How K-12 schools are handling the school nurse shortage
Schools across the U.S. continue to face a shortage of licensed nurses. In 2018, more than 60% of schools didn’t employ a full- or part-time nurse, according to the National Association of School Nurses (NASN).
“When a nurse isn’t present, the care of students is left to unlicensed personnel who don’t have the education or training to address the complex health conditions in schools, which puts those students at risk,” says Laurie G. Combe, NASN president.
This year, more than 700 of New York City’s 2,000 schools are going to a partial or full day without a nurse on-site, while shortages in Chicago and Los Angeles have led to teacher strikes, according to published reports. The Chicago Public Schools strike ended when leaders agreed to employ a nurse at every school five days per week.
“When budgets are tight, administrators make decisions to hire teachers over nurses, but what many administrators don’t understand is that having a nurse on staff can actually save dollars,” says Combe.
For example, in schools where full-time nurses were present, Massachusetts gained $2.20 for every dollar invested in a statewide school health services program, according to a cost-benefit study published in JAMA Pediatrics.
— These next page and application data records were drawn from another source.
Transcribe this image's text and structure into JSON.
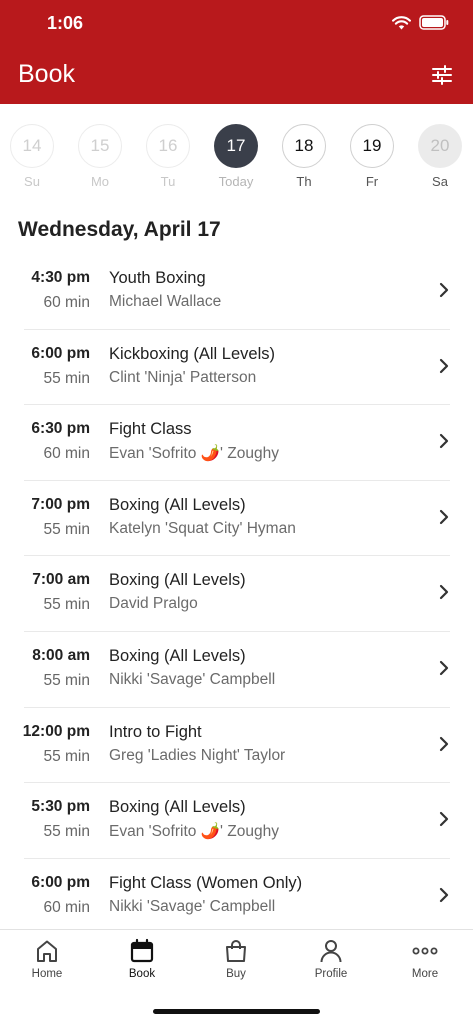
{
  "status_bar": {
    "time": "1:06"
  },
  "header": {
    "title": "Book",
    "filter_icon": "sliders-icon"
  },
  "colors": {
    "brand": "#b8191c",
    "today": "#3a3f4a"
  },
  "days": [
    {
      "num": "14",
      "label": "Su",
      "state": "past"
    },
    {
      "num": "15",
      "label": "Mo",
      "state": "past"
    },
    {
      "num": "16",
      "label": "Tu",
      "state": "past"
    },
    {
      "num": "17",
      "label": "Today",
      "state": "today"
    },
    {
      "num": "18",
      "label": "Th",
      "state": "future"
    },
    {
      "num": "19",
      "label": "Fr",
      "state": "future"
    },
    {
      "num": "20",
      "label": "Sa",
      "state": "disabled"
    }
  ],
  "date_heading": "Wednesday, April 17",
  "classes": [
    {
      "time": "4:30 pm",
      "duration": "60 min",
      "name": "Youth Boxing",
      "instructor": "Michael Wallace"
    },
    {
      "time": "6:00 pm",
      "duration": "55 min",
      "name": "Kickboxing (All Levels)",
      "instructor": "Clint 'Ninja' Patterson"
    },
    {
      "time": "6:30 pm",
      "duration": "60 min",
      "name": "Fight Class",
      "instructor": "Evan 'Sofrito 🌶️' Zoughy"
    },
    {
      "time": "7:00 pm",
      "duration": "55 min",
      "name": "Boxing (All Levels)",
      "instructor": "Katelyn 'Squat City' Hyman"
    },
    {
      "time": "7:00 am",
      "duration": "55 min",
      "name": "Boxing (All Levels)",
      "instructor": "David Pralgo"
    },
    {
      "time": "8:00 am",
      "duration": "55 min",
      "name": "Boxing (All Levels)",
      "instructor": "Nikki 'Savage' Campbell"
    },
    {
      "time": "12:00 pm",
      "duration": "55 min",
      "name": "Intro to Fight",
      "instructor": "Greg 'Ladies Night' Taylor"
    },
    {
      "time": "5:30 pm",
      "duration": "55 min",
      "name": "Boxing (All Levels)",
      "instructor": "Evan 'Sofrito 🌶️' Zoughy"
    },
    {
      "time": "6:00 pm",
      "duration": "60 min",
      "name": "Fight Class (Women Only)",
      "instructor": "Nikki 'Savage' Campbell"
    }
  ],
  "tabs": [
    {
      "label": "Home",
      "icon": "home-icon"
    },
    {
      "label": "Book",
      "icon": "calendar-icon",
      "active": true
    },
    {
      "label": "Buy",
      "icon": "bag-icon"
    },
    {
      "label": "Profile",
      "icon": "person-icon"
    },
    {
      "label": "More",
      "icon": "more-dots-icon"
    }
  ]
}
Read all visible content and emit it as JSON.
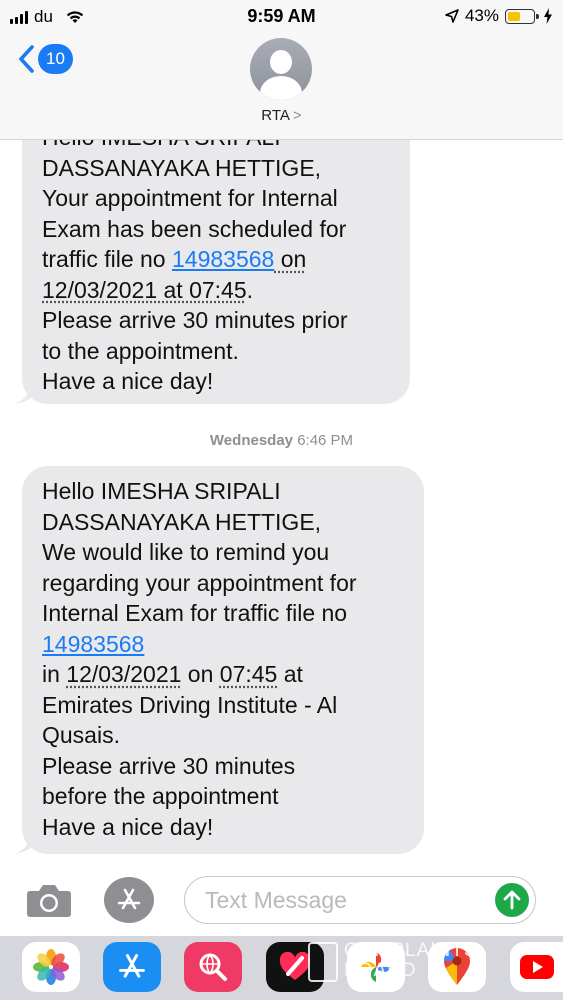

Rather than trying to staff their own health services, some districts have turned to outside providers.
South Bend Community School Corp. has full-time nurses at every school, in part because of a contract that the Indiana district signed with Beacon Health System, a nonprofit organization that provides care in north central Indiana and southwestern Michigan. Since 2012, Beacon has provided school nursing services to South Bend to properly train and support nursing staff.
However, South Bend still has two job openings. “This year, I’ve had more openings than most,” says school nurse manager Susan M. Cullen. “School nurses are typically paid less than nurses working in the hospital setting even though the work is still very demanding, so in many cases it becomes a question of pay.”
Cullen manages a pool of substitute nurses, who fill in when needed. “When they aren’t available, I along with my nursing supervisor cover the school health office,” she says.
‘We are going to support you’
In California, intensive care unit nurses who transferred to San Jose USD typically left within the first week. After improving training and support, San Jose USD has now successfully recruited and retained 27 school nurses in addition to 40 health clerks and licensed practical nurses.
“Part of hiring is being able to say, ‘Yes, we are going to support you,’ because that’s what nurses always ask for,” says Melinda Landau, manager of the district’s health and family support program.
A multiyear nursing orientation program at San Jose USD prepares recent recruits for working in a school environment during their first year. Those nurses then mentor and train new hires the following year.
With support from the assistant superintendent and using funds from a Healthy Start grant, Landau also employs a full-time nurse whose primary duty is to provide professional development for other school nurses.
“By providing regular training for those staff,” says Landau, “we are able to get a better product, we have better standardization, and our nurses and health office staff feel supported.”